## EXERCISE AIM
If a line in the listing below has the string "JSON", copy it out.

## THE DATA
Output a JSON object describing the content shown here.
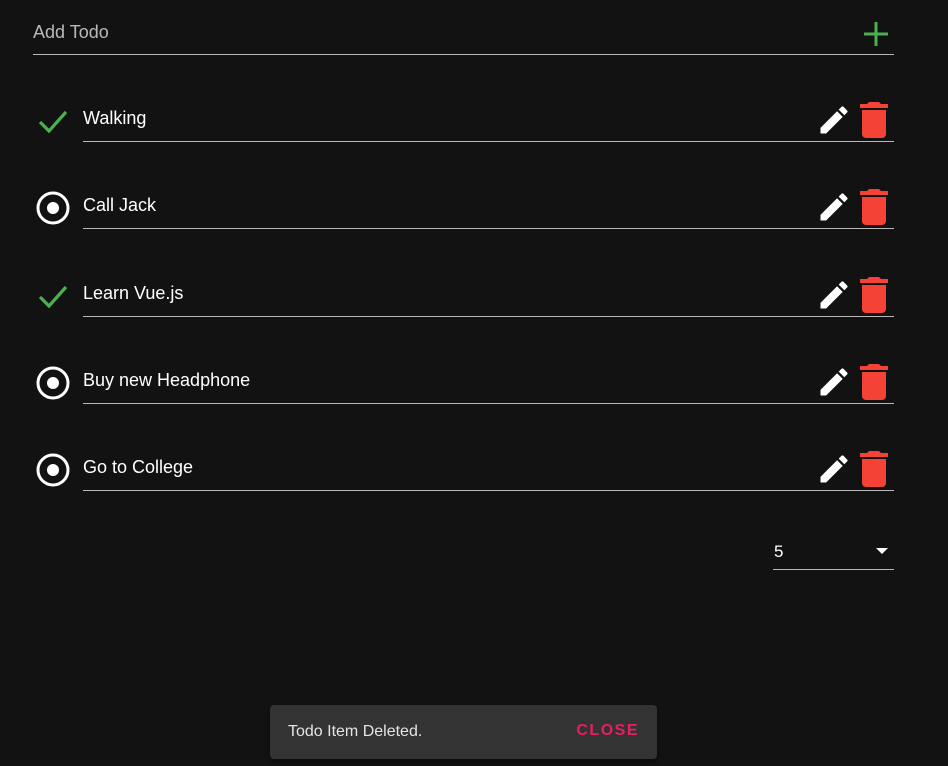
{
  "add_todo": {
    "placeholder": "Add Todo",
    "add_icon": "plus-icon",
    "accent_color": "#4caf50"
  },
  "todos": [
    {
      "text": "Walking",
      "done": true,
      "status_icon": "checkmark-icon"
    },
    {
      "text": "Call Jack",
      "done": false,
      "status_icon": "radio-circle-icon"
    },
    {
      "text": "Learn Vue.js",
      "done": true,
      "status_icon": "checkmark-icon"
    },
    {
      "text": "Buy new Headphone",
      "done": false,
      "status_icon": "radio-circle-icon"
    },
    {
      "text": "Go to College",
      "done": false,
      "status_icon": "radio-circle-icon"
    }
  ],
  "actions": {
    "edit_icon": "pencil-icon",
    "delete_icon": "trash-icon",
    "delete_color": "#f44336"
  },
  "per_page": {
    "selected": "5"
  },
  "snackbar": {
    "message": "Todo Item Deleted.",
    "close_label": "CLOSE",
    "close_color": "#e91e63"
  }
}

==

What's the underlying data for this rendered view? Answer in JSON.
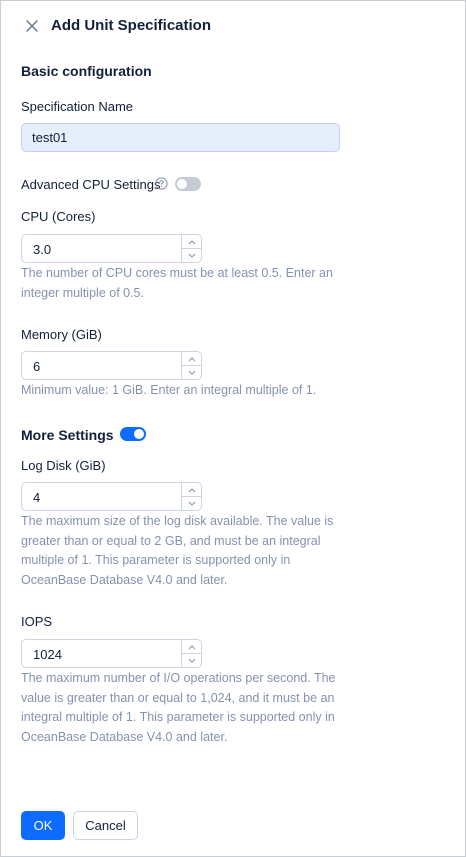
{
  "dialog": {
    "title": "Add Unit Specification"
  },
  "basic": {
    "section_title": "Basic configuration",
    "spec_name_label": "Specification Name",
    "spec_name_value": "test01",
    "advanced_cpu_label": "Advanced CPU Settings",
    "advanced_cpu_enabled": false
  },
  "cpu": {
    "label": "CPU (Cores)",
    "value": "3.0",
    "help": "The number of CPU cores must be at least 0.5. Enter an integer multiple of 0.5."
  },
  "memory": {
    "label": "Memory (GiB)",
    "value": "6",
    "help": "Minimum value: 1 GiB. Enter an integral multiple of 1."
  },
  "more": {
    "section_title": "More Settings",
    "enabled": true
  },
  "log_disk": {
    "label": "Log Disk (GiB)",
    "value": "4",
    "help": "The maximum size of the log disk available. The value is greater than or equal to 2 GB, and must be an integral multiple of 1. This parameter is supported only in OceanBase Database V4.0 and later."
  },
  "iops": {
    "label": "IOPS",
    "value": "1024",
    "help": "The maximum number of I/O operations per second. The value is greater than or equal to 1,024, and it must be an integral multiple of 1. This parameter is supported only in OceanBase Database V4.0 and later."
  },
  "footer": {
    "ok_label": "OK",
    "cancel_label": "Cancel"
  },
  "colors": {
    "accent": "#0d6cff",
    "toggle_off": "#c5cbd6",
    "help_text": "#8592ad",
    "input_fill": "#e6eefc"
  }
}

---

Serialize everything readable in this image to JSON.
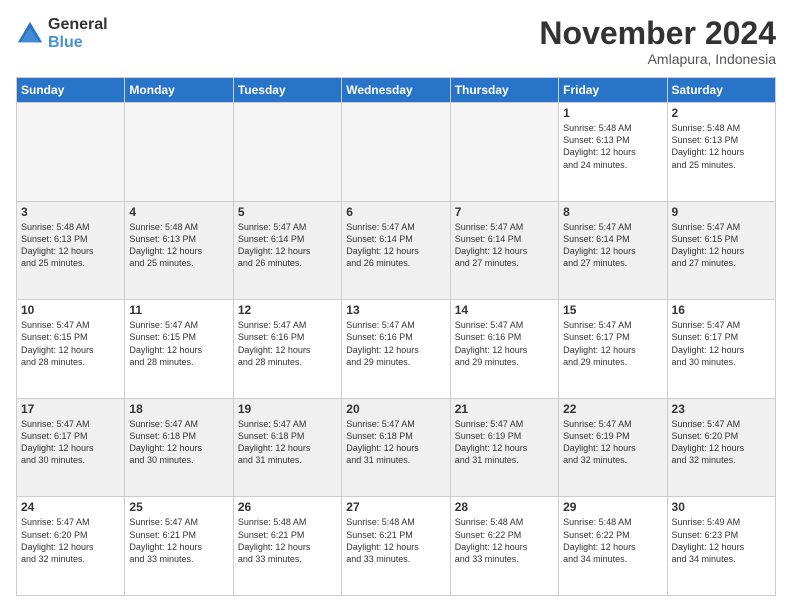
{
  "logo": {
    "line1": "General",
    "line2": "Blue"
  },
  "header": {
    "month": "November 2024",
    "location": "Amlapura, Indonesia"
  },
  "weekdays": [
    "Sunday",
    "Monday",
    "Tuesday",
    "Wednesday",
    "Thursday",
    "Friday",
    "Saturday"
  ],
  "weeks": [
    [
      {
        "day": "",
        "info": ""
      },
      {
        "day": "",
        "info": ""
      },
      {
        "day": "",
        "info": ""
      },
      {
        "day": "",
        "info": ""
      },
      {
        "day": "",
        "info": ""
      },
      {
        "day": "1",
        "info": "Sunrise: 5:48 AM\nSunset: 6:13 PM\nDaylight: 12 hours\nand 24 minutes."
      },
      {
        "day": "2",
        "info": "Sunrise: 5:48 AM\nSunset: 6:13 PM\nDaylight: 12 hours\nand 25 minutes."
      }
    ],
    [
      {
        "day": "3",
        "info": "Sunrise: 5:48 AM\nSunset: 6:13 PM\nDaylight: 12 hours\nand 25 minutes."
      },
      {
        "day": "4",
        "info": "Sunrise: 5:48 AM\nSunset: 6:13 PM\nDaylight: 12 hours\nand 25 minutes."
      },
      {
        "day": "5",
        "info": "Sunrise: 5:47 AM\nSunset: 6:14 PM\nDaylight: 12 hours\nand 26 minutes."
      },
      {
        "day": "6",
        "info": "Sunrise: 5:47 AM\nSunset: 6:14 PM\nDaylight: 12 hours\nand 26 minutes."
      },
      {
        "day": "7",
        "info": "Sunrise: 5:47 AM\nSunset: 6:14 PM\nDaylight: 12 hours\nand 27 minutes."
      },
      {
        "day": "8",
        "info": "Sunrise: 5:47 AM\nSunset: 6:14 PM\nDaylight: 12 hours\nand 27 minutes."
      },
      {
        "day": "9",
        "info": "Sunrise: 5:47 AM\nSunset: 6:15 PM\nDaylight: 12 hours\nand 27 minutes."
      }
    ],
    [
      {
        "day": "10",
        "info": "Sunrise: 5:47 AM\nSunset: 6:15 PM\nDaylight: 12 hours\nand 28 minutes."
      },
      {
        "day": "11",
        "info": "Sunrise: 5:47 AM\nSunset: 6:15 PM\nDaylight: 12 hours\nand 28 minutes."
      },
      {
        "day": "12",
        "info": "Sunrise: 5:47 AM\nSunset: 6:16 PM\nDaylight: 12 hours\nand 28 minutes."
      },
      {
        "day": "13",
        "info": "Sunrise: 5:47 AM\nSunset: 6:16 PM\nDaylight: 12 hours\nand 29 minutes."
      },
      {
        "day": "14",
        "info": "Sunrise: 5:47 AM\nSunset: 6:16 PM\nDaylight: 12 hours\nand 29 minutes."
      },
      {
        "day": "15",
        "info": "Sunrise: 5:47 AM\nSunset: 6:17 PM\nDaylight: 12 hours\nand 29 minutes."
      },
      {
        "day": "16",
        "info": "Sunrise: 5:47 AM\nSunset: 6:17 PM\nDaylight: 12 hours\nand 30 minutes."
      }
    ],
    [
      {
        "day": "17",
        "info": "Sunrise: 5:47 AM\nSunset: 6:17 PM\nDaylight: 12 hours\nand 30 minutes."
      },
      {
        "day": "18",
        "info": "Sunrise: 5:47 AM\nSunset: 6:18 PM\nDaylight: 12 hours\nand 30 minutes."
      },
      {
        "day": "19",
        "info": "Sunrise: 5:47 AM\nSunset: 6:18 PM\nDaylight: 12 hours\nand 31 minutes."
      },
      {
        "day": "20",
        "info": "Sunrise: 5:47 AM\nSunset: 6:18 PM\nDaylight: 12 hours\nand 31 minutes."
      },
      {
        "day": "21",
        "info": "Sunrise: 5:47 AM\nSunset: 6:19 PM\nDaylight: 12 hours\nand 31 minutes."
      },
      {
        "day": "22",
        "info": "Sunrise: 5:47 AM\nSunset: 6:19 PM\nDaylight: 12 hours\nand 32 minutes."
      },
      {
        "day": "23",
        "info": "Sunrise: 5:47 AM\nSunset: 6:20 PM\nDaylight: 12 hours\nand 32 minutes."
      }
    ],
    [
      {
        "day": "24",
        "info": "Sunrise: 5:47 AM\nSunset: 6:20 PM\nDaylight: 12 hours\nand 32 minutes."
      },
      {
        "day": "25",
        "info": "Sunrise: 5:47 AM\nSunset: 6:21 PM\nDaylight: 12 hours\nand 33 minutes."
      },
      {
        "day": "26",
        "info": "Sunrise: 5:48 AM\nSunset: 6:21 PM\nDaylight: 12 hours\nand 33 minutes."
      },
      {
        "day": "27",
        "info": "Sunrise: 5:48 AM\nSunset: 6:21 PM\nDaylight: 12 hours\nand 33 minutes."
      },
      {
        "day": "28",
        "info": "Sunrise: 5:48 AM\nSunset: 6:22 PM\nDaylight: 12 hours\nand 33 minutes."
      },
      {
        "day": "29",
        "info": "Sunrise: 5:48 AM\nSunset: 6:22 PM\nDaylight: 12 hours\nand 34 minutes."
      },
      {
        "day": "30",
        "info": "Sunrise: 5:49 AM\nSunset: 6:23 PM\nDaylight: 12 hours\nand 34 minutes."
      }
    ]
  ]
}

## ANSWER TO THE PROBLEM
Output a JSON object describing the content shown here.
What's the underlying data for this rendered view? Answer in JSON.
Serialize everything readable in this image to JSON.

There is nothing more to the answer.